Content starts
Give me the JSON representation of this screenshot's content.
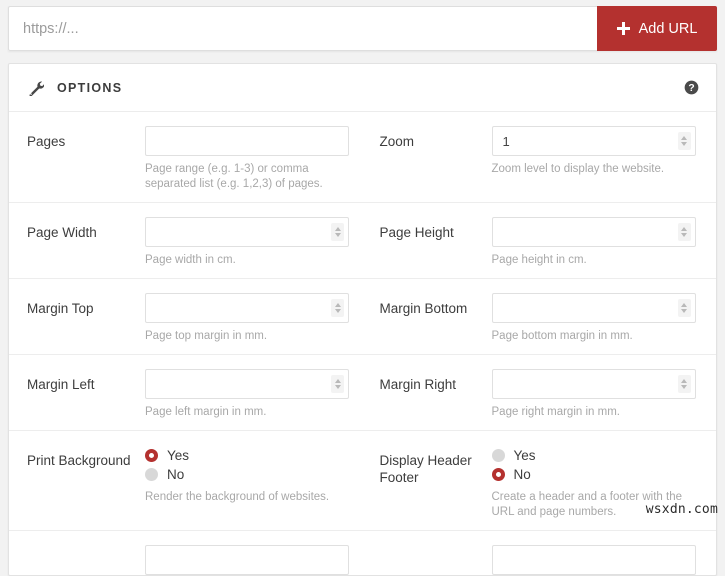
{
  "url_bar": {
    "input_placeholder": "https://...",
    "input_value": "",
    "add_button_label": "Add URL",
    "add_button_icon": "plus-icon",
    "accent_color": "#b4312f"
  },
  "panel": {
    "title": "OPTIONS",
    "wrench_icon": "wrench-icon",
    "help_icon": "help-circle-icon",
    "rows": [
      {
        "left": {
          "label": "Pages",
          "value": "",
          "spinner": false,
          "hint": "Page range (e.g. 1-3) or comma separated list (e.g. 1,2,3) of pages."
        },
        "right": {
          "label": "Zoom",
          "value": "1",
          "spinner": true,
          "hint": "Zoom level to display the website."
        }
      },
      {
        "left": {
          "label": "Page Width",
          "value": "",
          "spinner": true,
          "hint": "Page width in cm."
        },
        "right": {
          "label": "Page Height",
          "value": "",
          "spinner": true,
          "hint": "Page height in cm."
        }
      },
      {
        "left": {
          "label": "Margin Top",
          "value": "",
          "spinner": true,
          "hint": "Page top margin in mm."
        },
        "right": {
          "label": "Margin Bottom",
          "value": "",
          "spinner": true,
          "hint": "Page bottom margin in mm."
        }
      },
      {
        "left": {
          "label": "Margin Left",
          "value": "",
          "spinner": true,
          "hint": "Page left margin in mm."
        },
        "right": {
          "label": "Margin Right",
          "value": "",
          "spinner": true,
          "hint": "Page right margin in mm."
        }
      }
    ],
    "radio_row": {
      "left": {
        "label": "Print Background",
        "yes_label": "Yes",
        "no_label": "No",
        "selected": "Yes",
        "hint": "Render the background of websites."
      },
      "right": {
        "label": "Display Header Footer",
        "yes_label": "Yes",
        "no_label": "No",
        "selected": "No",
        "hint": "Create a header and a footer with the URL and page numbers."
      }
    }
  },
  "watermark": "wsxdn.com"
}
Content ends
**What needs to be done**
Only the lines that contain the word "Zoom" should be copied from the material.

**Answer box**
          "label": "Zoom",
          "hint": "Zoom level to display the website."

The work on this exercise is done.